Find your story.
You are essentially trying to market yourself to the NSF reviewers. Most candidates will have strong academic backgrounds and interesting research ideas. To set yourself apart, find an “angle” — tell a comprehensive, thematically-tied story about yourself and your research, weaving in distinctive characteristics (e.g., overcoming adversity, participating in outreach). Although my research and extracurricular experiences were diverse, spanning many different domains and disciplines, I wrote about the common thread that unified them and propelled my own research forward.
Tip: It’s always a good idea to open with an attention-catching personal anecdote! I dedicated the first few lines of my statement to a story about a very personal experience that exemplified my research interests’ real-world applications. I also mentioned (but did not overly elaborate on) things that helped me stand out, like my experience as a first-generation American, woman, and racial minority.
Consult with others.

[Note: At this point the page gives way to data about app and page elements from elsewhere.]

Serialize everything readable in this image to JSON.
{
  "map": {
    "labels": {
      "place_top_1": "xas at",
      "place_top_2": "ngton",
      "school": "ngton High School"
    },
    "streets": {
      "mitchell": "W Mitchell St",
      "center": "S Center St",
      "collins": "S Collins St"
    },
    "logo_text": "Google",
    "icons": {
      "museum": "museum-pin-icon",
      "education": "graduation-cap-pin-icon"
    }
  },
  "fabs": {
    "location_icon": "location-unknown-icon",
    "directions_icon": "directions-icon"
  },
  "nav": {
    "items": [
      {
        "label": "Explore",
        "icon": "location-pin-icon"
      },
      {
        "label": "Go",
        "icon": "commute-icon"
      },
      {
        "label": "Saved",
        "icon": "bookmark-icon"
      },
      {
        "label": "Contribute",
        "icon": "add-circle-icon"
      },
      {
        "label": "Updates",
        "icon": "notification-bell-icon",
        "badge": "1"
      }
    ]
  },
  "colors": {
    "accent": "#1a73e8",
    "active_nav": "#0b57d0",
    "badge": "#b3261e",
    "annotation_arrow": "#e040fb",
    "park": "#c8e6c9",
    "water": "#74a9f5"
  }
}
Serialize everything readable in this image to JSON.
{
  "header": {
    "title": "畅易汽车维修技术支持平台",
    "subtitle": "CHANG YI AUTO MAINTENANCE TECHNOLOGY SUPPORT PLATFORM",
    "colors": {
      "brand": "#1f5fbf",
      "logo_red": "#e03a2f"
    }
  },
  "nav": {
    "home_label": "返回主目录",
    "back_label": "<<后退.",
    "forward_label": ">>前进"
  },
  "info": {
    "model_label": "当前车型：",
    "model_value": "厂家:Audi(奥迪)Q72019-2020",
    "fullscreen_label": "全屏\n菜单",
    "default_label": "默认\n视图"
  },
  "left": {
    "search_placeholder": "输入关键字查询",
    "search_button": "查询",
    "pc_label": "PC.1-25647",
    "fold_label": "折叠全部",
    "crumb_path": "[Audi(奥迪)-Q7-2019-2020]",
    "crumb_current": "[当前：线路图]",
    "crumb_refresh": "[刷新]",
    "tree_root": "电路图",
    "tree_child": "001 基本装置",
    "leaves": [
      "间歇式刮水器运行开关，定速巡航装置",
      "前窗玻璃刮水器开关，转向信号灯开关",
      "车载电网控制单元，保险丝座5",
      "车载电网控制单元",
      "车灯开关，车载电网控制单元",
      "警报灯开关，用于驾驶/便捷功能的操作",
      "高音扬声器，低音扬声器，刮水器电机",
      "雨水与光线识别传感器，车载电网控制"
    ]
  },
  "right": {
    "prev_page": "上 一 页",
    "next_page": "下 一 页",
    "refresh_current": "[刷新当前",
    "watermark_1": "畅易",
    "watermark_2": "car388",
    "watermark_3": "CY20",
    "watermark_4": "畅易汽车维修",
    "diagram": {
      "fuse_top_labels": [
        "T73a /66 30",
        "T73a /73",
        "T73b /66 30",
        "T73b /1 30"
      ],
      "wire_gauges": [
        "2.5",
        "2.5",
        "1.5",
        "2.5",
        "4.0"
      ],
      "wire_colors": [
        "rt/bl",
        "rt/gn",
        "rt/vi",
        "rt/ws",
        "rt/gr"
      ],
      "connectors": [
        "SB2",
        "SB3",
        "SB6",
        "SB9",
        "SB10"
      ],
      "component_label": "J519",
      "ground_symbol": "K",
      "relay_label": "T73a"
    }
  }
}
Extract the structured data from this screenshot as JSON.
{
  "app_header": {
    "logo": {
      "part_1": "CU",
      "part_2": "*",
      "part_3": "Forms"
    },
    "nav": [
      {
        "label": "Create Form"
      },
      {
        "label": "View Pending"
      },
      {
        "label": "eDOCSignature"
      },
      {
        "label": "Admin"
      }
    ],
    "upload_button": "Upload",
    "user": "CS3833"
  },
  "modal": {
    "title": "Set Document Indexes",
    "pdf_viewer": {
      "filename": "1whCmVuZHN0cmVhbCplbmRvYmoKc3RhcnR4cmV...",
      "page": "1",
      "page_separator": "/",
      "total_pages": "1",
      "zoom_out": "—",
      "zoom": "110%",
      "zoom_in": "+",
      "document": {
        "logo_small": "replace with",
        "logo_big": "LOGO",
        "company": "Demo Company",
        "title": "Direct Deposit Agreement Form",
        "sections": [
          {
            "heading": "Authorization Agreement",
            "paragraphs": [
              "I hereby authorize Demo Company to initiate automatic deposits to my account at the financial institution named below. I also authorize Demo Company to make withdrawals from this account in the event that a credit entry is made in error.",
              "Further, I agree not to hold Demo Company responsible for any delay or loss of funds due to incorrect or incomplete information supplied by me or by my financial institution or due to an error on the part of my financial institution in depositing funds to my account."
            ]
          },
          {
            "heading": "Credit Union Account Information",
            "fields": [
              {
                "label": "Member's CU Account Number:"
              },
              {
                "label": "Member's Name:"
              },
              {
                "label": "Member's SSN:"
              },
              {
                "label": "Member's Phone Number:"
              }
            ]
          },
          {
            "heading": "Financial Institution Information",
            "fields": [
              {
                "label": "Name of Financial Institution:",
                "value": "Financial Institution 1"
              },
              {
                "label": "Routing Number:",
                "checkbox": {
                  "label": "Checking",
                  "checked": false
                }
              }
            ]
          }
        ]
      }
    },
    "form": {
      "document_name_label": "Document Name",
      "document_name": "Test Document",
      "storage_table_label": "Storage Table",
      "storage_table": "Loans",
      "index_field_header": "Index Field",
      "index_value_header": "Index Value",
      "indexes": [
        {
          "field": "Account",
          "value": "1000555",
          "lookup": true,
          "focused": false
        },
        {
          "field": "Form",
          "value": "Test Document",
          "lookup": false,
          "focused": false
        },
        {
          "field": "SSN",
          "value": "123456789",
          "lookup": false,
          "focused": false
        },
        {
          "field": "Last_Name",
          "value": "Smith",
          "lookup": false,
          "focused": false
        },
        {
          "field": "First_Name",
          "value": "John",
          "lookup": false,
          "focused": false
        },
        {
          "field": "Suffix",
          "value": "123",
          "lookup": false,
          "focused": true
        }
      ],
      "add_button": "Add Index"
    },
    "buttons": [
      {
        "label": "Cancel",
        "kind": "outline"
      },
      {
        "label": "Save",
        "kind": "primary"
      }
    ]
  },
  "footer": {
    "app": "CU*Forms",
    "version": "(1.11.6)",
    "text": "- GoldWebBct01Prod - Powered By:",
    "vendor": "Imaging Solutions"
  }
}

Read as many samples as you can, even if they aren’t exactly from students your field — see the below resources section for links with outstanding statements. Talk to experts, other winners, faculty, etc. Ask for extra pairs of eyes on your statements, particularly your personal one (usually the research proposal will be more technical and more scientifically sound). I, personally, carved out time to attend workshops and use free coaching services offered by my university. Take advantage of any resources you might have! This will help you understand what, exactly, reviewers are looking for.
Below, I’ve included a rough outline of my statement structures.
Make it clear.
Relatedly, you want to make it easy for NSF reviewers to understand why and how you are qualified and exceptional. Early on in my personal statement, I established my driving motivations (what “I’m about”) to give them a strong sense of who I am. I used formatting to be as explicit as possible: I bolded important statements (sparingly), used headers to explicitly outline my intellectual merit and broader impacts sections, and used line breaks between paragraphs to give reviewers’ eyes a break. Think about how many statements reviewers need to go through, and try to make their job easier.
Time yourself wisely.
Give yourself enough time. Start by listing out all the potential things you might ever want to incorporate into your statement, cull through them, develop your narrative, and then sit down and write it up. Know yourself and your work habits, be kind to yourself and allow yourself breaks, and plan accordingly! Easy, right?
Help your recommenders.
Every reference writer works differently. Some may want privacy and full control over the letter; others may want you to develop a draft yourself. In any case, it helps to give them as much information as possible. I referred back to my graduate school application process and created a “brag sheet” to highlight the greatest hits in my CV and the key points of my proposal. Providing your letter-writers with as much information as possible is critical — help them help you.